A few days after visiting the Oakley Plantation we hiked the trails and boardwalks of the Barataria Preserve, a unit of the Jean Laffite National Historical Park and Preserve, only a 30-minute drive from the New Orleans French Quarter. We watched quietly as a Great Egret (Ardea alba) tiptoed along the opposite bank of an old canal built for logging the baldcypress of the swamp, hunting a late breakfast, maybe even brunch. It would stalk, freeze, and then with a lightning-fast jab of its yellow beak spear another morsel. Through binoculars I watched as it struggled to get a good hold of a squirming brown anole lizard, which after a few tries it did. The egret tossed it down and swallowed before resuming its deadly slow stalk.
It would have been in exactly that quiet instant, his prey distracted by its own intense focus, that the blast of Audubon’s gun beside me would have killed it, to be taken back to his studio to be studied and painted. The spreading red stain of its blood on the immaculate white feathers would have been washed off and its snowy plumage immortalized with his timeless white pigments.
After watching the feeding egret for a long time, we walked slowly back to the trailhead, savoring the ephemeral moment, silently celebrating what Eudora Welty brilliantly called this “astonishing world under the sky.”
For related stories see:
- The Art of Ecology: Audubon’s Oystercatchers and Other Examples. November 2014.
- Visiting Revolutionary Ecological Relatives in Philadelphia. July 2012.
Sources and related links:
- Oakley Plantation House
- Audubon in Louisiana
- Portrait of John James Audubon. 1826. By John Syme, Edinburgh, Scotland.
- John J. Audubon’s Birds of America
- Audubon’s Aviary, New-York Historical Society
- Carolina Parakeet (Conuropsis carolinensis), study for the Birds of America, circa 1825
- Carolina Parakeet was painted at Oakley House
- Great Egret (Ardea alba), New-York Historical Society
- Under a Wild Sky: John James Audubon and the Making of The Birds of America, by William Souder, 2004. Milkweed Editions.
- Audubon: A Vision. 1969.
- Steven Ealy. 2000. Quest for a Story of Deep Delight: Robert Penn Warren’s Poetic Genius.

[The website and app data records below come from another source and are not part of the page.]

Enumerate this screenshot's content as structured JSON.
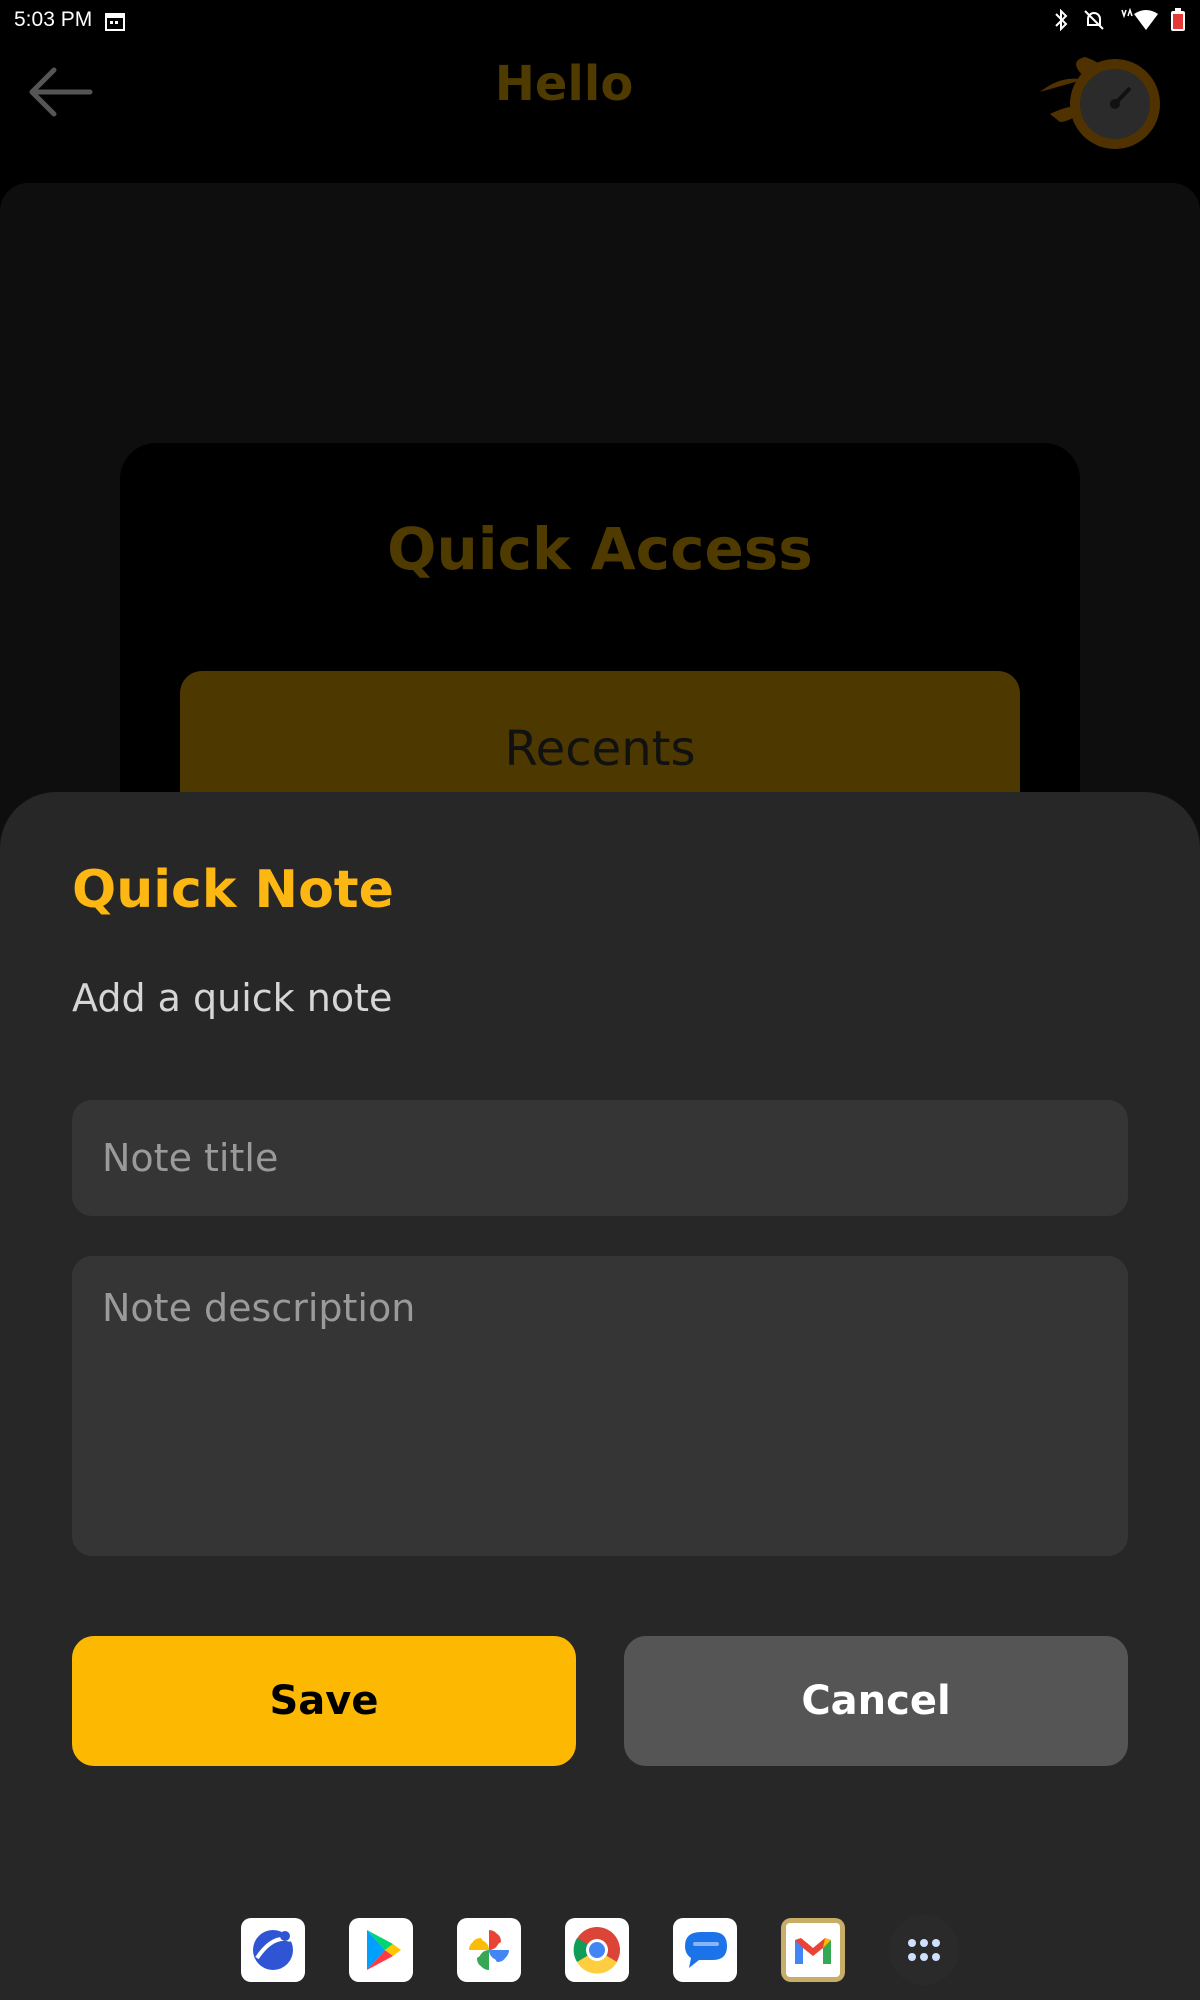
{
  "status_bar": {
    "time": "5:03 PM"
  },
  "header": {
    "title": "Hello"
  },
  "quick_access": {
    "title": "Quick Access",
    "recents_label": "Recents"
  },
  "quick_note": {
    "title": "Quick Note",
    "subtitle": "Add a quick note",
    "title_placeholder": "Note title",
    "description_placeholder": "Note description",
    "save_label": "Save",
    "cancel_label": "Cancel"
  },
  "dock": {
    "apps": [
      "app-browser-icon",
      "play-store-icon",
      "photos-icon",
      "chrome-icon",
      "messages-icon",
      "gmail-icon",
      "app-drawer-icon"
    ]
  },
  "colors": {
    "accent": "#fdb713",
    "sheet": "#272727",
    "field": "#353535",
    "cancel": "#555555"
  }
}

- Of Herons, Hags and History: Rethinking Robert Penn Warren’s “Audubon: A Vision” 1994. Daniel Duane. The Southern Literary Journal 27, No. 1 (Fall, 1994), pp. 25-35.
- Eudora Welty
- A Still Moment. Eudora Welty.
- Barataria Preserve, Louisiana